*Task instructions*:
Copy each line of the listing where the word "address" can be found.

BEGIN Data for this task

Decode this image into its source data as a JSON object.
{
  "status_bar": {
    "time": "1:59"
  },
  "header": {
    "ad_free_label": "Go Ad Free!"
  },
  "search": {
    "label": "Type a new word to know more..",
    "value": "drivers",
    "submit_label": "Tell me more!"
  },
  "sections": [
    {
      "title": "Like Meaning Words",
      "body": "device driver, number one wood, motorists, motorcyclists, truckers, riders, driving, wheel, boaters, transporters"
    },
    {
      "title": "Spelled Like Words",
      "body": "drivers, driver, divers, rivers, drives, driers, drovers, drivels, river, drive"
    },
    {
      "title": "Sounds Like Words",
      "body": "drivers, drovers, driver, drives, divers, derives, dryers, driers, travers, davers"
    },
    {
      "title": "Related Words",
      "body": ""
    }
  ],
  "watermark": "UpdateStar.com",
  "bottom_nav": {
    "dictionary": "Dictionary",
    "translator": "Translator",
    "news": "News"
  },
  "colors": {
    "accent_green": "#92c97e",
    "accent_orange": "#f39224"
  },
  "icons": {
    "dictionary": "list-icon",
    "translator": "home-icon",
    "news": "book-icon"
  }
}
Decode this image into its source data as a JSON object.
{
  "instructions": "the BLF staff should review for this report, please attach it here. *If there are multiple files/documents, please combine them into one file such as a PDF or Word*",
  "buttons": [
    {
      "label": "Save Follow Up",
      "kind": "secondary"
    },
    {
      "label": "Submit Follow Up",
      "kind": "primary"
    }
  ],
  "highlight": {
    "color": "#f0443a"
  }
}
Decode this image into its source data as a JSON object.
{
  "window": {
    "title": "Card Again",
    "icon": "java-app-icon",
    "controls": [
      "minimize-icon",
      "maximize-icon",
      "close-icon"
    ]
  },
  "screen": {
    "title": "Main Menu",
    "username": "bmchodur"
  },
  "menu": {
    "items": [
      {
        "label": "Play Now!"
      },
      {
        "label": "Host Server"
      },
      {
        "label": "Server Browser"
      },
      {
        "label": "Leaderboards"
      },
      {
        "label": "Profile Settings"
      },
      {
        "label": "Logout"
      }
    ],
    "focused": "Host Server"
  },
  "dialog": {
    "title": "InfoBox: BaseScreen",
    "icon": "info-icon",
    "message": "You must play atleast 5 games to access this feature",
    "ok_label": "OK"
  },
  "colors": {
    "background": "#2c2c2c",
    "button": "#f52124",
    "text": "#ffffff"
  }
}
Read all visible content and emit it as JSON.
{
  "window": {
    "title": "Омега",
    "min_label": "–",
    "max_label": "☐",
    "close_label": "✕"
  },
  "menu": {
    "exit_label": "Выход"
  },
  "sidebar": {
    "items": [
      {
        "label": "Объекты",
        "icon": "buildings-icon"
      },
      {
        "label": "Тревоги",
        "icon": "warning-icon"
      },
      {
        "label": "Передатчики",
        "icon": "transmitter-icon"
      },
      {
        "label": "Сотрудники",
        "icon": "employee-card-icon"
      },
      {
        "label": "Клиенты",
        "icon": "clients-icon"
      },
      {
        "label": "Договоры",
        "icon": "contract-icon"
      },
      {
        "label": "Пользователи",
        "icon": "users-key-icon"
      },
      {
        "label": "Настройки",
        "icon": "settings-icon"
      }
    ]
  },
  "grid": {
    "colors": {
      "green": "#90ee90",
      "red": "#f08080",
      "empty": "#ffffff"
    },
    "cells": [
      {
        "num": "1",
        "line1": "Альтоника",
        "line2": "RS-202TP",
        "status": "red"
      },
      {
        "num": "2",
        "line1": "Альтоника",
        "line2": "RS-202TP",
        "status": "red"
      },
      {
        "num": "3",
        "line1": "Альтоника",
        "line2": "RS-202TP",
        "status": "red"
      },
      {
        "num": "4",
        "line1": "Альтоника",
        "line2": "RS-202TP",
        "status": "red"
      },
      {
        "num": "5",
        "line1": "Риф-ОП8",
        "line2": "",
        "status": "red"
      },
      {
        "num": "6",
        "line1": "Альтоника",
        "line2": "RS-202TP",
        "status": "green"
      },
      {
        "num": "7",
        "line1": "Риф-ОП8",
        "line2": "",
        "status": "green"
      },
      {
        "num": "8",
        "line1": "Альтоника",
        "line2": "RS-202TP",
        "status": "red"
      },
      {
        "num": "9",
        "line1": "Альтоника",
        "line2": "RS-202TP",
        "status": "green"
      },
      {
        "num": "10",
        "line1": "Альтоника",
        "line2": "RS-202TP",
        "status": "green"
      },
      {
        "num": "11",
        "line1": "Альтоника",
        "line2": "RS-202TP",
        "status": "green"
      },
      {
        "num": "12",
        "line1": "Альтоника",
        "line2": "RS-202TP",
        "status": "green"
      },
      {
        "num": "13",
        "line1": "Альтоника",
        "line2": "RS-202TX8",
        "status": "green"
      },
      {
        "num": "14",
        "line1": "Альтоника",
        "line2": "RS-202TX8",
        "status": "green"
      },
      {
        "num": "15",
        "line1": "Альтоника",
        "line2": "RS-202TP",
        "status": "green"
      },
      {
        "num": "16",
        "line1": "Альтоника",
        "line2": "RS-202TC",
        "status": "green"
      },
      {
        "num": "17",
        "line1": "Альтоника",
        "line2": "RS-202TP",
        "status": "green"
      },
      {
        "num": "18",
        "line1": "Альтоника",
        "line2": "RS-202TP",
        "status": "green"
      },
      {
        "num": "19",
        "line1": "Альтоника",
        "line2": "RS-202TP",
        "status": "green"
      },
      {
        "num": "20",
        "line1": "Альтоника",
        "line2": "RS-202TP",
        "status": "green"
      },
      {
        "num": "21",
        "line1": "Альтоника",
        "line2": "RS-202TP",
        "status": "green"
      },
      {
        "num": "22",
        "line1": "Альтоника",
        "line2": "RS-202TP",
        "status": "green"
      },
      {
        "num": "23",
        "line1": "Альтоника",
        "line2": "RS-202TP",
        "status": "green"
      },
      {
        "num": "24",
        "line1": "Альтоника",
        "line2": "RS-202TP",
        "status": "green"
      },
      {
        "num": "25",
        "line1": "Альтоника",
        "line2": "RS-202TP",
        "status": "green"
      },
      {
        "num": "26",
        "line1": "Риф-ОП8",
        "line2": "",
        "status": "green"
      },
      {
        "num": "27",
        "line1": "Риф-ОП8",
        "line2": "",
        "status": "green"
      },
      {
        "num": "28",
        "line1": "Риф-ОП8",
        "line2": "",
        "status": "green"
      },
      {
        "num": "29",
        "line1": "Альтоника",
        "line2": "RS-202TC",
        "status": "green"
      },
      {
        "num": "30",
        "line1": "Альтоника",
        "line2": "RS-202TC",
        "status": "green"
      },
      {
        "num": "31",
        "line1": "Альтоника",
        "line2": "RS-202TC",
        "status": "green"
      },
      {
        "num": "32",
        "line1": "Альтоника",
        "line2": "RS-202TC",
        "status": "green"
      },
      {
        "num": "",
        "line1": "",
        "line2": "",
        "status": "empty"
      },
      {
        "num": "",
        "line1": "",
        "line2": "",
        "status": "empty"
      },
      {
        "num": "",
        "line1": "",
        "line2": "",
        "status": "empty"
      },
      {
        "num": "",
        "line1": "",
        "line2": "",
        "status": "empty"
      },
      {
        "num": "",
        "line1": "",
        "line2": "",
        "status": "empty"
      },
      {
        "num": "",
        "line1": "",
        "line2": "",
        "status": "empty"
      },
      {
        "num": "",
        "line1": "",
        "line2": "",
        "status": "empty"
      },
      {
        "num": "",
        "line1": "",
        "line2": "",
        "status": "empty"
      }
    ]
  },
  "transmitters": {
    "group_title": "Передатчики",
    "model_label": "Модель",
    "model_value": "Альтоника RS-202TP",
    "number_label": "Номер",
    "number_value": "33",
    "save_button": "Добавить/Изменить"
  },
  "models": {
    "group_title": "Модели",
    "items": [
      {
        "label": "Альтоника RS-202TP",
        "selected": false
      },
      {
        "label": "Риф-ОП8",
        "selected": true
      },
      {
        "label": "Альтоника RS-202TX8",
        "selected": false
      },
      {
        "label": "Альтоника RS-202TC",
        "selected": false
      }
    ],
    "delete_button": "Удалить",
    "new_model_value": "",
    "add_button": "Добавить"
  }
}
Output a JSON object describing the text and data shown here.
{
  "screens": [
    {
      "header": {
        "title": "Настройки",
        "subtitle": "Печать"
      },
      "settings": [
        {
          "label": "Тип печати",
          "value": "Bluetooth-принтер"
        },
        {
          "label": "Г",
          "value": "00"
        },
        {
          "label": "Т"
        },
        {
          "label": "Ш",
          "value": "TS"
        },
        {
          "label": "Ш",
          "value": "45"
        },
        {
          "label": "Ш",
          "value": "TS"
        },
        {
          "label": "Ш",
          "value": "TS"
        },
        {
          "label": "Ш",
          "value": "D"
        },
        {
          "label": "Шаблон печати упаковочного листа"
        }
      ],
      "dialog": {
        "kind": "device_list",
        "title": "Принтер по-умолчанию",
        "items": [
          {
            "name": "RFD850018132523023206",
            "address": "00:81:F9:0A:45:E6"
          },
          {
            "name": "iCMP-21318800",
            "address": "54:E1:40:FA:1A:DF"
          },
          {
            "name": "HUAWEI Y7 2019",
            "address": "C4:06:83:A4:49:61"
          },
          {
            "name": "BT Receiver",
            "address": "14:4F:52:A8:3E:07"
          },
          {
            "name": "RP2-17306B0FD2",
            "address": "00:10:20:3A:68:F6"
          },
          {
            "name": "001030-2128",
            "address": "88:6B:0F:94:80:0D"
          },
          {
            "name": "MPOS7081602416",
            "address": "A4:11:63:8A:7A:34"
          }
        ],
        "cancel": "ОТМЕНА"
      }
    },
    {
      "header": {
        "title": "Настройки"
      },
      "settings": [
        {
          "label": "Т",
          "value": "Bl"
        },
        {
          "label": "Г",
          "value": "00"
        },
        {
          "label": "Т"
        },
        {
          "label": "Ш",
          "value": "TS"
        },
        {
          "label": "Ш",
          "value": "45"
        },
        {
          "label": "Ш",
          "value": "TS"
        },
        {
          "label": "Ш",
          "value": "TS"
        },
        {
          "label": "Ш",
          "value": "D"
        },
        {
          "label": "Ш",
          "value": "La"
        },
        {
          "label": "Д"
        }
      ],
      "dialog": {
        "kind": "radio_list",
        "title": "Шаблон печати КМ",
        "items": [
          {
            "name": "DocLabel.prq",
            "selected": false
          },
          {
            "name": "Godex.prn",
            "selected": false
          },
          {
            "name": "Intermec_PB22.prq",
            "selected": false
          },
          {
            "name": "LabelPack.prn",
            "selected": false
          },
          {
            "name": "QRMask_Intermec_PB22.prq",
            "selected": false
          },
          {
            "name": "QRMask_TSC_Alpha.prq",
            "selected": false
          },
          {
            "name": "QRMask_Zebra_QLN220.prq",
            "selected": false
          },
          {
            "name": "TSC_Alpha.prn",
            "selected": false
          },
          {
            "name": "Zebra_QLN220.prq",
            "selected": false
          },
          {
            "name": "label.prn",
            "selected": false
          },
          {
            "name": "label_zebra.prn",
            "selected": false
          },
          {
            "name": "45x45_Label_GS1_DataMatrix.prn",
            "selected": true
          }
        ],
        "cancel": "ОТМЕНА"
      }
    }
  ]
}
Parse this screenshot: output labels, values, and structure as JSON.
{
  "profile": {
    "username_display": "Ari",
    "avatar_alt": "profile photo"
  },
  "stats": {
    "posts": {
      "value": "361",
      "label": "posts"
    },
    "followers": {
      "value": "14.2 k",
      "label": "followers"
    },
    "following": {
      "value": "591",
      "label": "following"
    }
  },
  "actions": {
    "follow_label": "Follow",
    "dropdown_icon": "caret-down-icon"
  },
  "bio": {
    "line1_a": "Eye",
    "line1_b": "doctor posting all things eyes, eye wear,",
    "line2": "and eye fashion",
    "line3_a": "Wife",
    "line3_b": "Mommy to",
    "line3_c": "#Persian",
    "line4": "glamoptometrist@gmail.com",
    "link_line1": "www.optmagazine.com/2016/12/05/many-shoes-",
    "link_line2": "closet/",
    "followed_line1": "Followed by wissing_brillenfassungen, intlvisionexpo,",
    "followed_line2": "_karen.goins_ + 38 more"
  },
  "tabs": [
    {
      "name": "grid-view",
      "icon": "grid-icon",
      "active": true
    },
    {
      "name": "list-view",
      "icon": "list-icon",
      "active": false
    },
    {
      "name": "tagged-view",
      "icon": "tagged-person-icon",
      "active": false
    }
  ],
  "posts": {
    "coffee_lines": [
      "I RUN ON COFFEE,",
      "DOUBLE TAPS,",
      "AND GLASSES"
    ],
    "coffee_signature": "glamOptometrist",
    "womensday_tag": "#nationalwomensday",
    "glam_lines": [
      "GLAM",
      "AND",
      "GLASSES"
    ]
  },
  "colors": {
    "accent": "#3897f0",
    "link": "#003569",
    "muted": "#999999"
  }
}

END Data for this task

*Solved problem*:
            "address": "00:81:F9:0A:45:E6"
            "address": "54:E1:40:FA:1A:DF"
            "address": "C4:06:83:A4:49:61"
            "address": "14:4F:52:A8:3E:07"
            "address": "00:10:20:3A:68:F6"
            "address": "88:6B:0F:94:80:0D"
            "address": "A4:11:63:8A:7A:34"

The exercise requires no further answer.